The Week in Business: Heading Out the Door
What’s Up? (Dec. 5-11)
The Great Resignation Continues
About 4.2 million people quit their jobs in October, according to data released by the Labor Department on Wednesday. That is a decline from the number of people who quit their jobs in September, but still close to a record high. Job openings also remained near a record high, as unemployment dropped to 4.2 percent from 4.6 percent. All of this has given workers more leverage in the labor market, and wages are rising, especially among low earners. But those raises are not keeping pace with rapidly rising prices.
Instagram Goes to Congress
At a Senate hearing on Wednesday, lawmakers from both parties grilled Adam Mosseri, the head of Instagram, about internal research leaked by a whistle-blower that showed Instagram had a toxic effect on some teenagers. They also asked him to support legislation for stronger privacy rules to protect children online, and to commit to sharing data with independent researchers. Mr. Mosseri said that many of the concerns raised by the senators were industrywide problems, and that Instagram played a largely positive role in the lives of teenagers. A day before the hearing, Instagram had announced that it was developing its first parental controls, which would allow parents to see and limit how long their teenage children spend on the app. But the plan seemed to do little to appease lawmakers at the hearing. “We can’t rely on self-policing,” said Senator Richard Blumenthal, Democrat of Connecticut.
Proposed New Rules for E.U. Gig Workers
The European Commission proposed new rules on Thursday that would require ride-hailing and delivery companies like Uber to treat their workers as employees entitled to a minimum wage and other legal protections. If the rules clear several more legislative hurdles required before they become law, they would also apply to home cleaners, fitness coaches and an estimated 28 million workers who find gigs using digital apps. For those who remain self-employed, companies would be required to disclose more about how their apps make decisions that affect workers, and to give the workers more autonomy in how they complete their jobs. As with legislation elsewhere that has required such workers to be treated as employees, gig economy companies are expected to lobby against the proposed rules.
What’s Next? (Dec. 12-18)
The Holmes Trial Winds Down

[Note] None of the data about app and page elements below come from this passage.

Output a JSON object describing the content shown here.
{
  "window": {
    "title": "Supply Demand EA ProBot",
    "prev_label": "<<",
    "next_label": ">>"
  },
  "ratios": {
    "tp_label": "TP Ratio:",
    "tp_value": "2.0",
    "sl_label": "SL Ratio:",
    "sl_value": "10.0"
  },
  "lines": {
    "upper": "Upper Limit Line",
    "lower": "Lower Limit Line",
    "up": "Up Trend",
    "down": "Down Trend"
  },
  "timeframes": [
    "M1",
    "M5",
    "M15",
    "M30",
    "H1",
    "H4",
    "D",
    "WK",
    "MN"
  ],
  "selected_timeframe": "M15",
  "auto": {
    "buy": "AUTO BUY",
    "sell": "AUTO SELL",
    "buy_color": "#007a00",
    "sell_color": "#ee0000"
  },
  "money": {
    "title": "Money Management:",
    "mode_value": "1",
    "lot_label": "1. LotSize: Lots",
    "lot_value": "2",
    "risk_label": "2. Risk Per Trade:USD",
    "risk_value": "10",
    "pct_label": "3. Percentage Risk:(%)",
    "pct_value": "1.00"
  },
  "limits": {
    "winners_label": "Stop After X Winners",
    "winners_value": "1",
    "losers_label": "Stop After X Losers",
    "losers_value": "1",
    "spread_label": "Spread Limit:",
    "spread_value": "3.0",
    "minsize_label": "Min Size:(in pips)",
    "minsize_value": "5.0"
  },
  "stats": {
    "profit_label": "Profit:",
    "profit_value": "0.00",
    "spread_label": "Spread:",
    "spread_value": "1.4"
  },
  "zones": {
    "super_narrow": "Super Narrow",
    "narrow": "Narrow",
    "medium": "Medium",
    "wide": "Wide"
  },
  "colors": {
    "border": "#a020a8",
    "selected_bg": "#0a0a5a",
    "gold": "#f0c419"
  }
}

Lawyers for Elizabeth Holmes, the founder of Theranos, concluded their defense on Wednesday, marking the last phase of a trial that has stretched over four months. Ms. Holmes has pleaded not guilty to 11 charges of defrauding patients, doctors and investors by lying about her company’s business relationships and the efficacy of its blood testing technology. During seven days of testimony, she largely blamed others for the company’s shortcomings, saying she believed that the Theranos technology worked and accusing her former boyfriend and business partner, Ramesh Balwani, of physical and emotional abuse. Closing arguments in the trial will begin this coming Thursday.
The Fed and Inflation
At its policy meeting this week, the Federal Reserve is expected to discuss speeding its plans to cut back on its support of the economy. In November, the central bank began winding down the large-scale bond purchases it has made since early in the pandemic to keep money flowing through financial markets. At its next meeting, it may also discuss when it will start using its more powerful lever, raising interest rates, to respond to persistently high inflation. Data released on Friday showed that consumer prices are rising at their fastest pace since 1982, with a key measure of inflation climbing by 6.8 percent in the year through November. President Biden said in a statement that the number didn’t reflect current reality, pointing to decreasing prices for cars and gasoline. “Developments in the weeks after these data were collected last month show that price and cost increase are slowing, although not as quickly as we’d like,” he said.
More Details on Vaccine Mandates
Mayor Bill de Blasio of New York on Monday announced a sweeping coronavirus vaccine mandate for all private companies in the city. Set to go in effect on Dec. 27, it could be the broadest corporate vaccine mandate yet. (A federal mandate for large private companies has been held up in court.) But many questions about New York’s mandate remain unanswered, including whether it will stand up to legal challenges and how it will be enforced. City Hall plans to release additional details on Wednesday.
Buzzfeed went public but had a bad first week of trading. Starbucks got its first union. Donald J. Trump’s SPAC deal is under investigation by the Securities and Exchange Commission. The star anchor Chris Cuomo was fired by CNN. And most members of the “Birds Aren’t Real” movement know that birds are, in fact, real.